Wednesday, June 24, 2009

What are meetings like in Pueblo Colorado?

I know of only one other meeting in town that's anything like my homegroup's closed A.A. meeting.

Most other meetings have a "chip chick" or a "chip chico" who gives the new 24 hour people a Keep Coming Back chip, they give a red chip for 30 days, a gold chip for 60 days, a green chip for 90 days, a blue chip for 6 months, a purple chip for 9 months, and a metal medallion for 1 year, 18 months, 2 years, etc.

Oh, and a hug.

These meetings are geared towards the Newcomer.

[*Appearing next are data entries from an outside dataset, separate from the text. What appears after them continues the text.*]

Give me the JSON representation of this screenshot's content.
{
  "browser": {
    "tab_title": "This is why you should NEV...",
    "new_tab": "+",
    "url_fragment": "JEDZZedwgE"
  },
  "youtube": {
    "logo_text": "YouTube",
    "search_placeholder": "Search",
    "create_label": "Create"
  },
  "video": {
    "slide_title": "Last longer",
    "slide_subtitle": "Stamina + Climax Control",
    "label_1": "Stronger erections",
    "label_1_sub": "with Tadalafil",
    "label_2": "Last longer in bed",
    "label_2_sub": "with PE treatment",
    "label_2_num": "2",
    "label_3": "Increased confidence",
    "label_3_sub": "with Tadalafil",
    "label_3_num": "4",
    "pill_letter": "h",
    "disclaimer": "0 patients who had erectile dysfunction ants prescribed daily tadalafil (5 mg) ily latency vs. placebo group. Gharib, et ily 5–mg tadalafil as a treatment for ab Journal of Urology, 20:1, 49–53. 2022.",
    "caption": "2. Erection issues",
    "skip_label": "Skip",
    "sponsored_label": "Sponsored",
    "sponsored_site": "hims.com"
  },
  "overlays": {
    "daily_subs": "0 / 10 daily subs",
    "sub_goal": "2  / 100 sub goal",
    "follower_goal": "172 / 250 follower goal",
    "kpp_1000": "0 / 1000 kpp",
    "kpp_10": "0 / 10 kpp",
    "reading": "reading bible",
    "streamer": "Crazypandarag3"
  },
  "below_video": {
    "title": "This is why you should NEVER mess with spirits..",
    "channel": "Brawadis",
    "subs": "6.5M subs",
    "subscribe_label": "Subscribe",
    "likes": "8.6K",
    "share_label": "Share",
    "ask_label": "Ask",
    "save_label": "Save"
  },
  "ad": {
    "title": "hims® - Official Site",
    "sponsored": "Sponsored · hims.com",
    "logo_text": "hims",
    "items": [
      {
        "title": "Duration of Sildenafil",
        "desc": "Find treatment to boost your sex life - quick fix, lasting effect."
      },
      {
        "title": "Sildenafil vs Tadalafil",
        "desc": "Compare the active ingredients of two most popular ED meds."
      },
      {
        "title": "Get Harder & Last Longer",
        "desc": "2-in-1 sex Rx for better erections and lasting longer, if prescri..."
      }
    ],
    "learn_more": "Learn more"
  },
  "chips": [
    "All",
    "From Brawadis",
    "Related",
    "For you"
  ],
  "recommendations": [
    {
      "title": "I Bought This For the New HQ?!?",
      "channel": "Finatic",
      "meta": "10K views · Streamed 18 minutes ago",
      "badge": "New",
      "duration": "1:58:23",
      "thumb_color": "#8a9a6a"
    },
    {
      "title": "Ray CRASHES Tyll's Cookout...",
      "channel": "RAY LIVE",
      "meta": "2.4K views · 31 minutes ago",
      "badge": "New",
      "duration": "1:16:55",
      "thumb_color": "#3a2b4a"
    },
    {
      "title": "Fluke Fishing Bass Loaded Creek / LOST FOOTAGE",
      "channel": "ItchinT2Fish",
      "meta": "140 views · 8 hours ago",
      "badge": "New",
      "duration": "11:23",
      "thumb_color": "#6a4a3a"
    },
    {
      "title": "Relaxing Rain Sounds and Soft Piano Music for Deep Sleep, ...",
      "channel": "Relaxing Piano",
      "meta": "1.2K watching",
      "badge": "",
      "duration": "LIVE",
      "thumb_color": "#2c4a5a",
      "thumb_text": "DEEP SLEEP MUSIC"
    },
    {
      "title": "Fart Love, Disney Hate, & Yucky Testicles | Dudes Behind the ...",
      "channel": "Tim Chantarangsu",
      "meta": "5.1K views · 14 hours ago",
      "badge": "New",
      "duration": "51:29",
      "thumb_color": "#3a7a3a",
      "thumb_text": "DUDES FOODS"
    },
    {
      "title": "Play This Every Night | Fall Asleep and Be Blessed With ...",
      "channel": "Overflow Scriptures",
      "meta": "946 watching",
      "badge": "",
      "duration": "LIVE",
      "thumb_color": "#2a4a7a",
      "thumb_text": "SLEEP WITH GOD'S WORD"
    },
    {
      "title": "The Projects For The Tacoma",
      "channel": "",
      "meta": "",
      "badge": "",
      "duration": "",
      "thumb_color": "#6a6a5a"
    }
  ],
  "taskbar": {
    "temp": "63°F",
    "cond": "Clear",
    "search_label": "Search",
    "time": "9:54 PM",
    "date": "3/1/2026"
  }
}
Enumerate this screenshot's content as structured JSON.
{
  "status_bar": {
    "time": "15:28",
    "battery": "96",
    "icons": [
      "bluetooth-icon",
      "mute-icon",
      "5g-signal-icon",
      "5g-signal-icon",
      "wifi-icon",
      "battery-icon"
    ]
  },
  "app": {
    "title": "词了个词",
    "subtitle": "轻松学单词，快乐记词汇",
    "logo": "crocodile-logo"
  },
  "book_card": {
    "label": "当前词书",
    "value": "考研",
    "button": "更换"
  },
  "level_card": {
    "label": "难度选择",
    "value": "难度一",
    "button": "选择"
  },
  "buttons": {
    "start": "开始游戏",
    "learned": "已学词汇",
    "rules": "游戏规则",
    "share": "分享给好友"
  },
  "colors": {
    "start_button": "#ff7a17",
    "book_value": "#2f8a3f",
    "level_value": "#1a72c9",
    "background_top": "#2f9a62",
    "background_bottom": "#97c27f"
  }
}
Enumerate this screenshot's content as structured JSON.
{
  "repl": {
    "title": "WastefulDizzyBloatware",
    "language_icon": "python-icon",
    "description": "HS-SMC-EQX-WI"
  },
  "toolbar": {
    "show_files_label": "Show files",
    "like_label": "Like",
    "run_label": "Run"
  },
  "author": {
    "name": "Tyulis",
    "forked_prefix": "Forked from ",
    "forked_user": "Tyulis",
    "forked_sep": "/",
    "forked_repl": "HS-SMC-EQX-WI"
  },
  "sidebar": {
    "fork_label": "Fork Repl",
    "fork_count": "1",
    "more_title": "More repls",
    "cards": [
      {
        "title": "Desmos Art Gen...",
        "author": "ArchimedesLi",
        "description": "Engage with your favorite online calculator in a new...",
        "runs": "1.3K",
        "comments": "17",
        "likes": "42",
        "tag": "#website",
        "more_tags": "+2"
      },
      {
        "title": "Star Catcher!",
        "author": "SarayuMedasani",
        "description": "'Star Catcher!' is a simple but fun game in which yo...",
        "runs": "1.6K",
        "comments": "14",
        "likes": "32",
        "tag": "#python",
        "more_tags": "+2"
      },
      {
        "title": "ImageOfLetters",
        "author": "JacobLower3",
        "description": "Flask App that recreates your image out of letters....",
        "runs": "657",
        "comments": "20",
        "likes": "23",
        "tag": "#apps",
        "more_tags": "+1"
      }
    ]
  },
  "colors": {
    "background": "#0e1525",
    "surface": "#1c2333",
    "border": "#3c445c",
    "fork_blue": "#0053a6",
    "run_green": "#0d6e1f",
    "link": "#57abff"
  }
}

The new people get to share 1st, but are asked to not talk about their drug of choice or how much they used because we've all used to excess... That's exactly what they say and how they say it. Then the 30 day people get to share, then 60, 90, 6 month, 9 month, 1 year, 18 month, etc. Then they say "Just for today!" Then more ((((((((hugs))))))))) and claps and cheers. (the hugs only appear to be uneven. One-armed-Louie had an incident to his left arm at a bar one night... bars are rough down here in Southern Colorado)

Then ... did I say they read the Daily reflections and Courage to Change? Then the chairperson says, "Does anyone have a topic?"

Then I whisper, "Chair the fucking meeting."

Then it's 6:35 pm.

Then they pass the basket, and the meeting goes on till 6:55 and they have someone read the promises and we close with the Lord's Prayer and at the end, they all say, "Work work work."

So, that's good for the newcomer how?

1 comment:

  1. Well they're not all like that.

    I found yet another good meeting. Sunday at 5:30. It's a young people's meeting, but they didn't kick me out. Must mean "young at heart".

    Anyway. I got scolded for going to a meeting and when some lady showed up, she had brought a busload of people, ex-military, with PTSD. I decided to chair the meeting and open it up to them, as it was typically a closed AA meeting.

    The meeting was awful. I didn't seem to connect with them, nor they with me. I told my "spiritual advisor" about this and he told me I was playing God and should have not done that.

    Maybe he's right. Then what can be done? If those guys want to try 12-Step help, it would seem that someone from A.A. should sit down with a couple of them and get a big book and have them plot out a recovery program for them specifically. Replace the word Alcohol with PTSD or something.

    I asked the lady who brought them about why she's trying A.A. and not some other recovery options. She's recovered alcoholic/addict and said she's not confident in anything else. Said one of the guys had tried Rational Recovery, but when it came down to it, got nothing from it.

    I talked with a guy who thought he knew something about it as he is ex-military. He said these PTSD people can get hit with up to 20 some tramas all at once. Then down the road, just one trama can bring on that feeling of all 20 all at once. Sounds spooky to me. He also said it's common to try to rationalize or explain the unrational. I guess I'd agree with that; somethings cannot be explained. Some things just suck.

    He also said that you cannot treat a mental obsession or a spiritual malady with a clinical solution.

    But they sure try, don't they? There's money in them there hills.

    If you want to try A.A.'s 12 Steps for the recovery of alcoholism or some other affliction, then do it. If you don't, then don't do it. Seems pretty simple.

    But I'm really finding that the magic of A.A. is one alcoholic sitting down and talking to another alcoholic. A.A. can't be everything to everybody. They cannot solve all the world's problems. We see enough friction with drug addicts trying to get well in an A.A. meeting.

    Here's A.A.'s 3rd Tradtion Long Form;

    "Our membership ought to include all who suffer from alcoholism. Hence we may refuse none who wish to recover. Nor ought A.A. membership ever depend upon money or conformity. Any two or three alcoholics gathered together for sobriety may call themselves an A.A. group, provided that, as a group, they have no other affiliation.

    That seems pretty black and white to me. PTSD could start their own 12 Step Program and use the A.A. book like C.A. does and just change the word alcohol with PTSD.

    I hear C.A. has become very successful doing that; moreso than N.A. who tried writing their own book.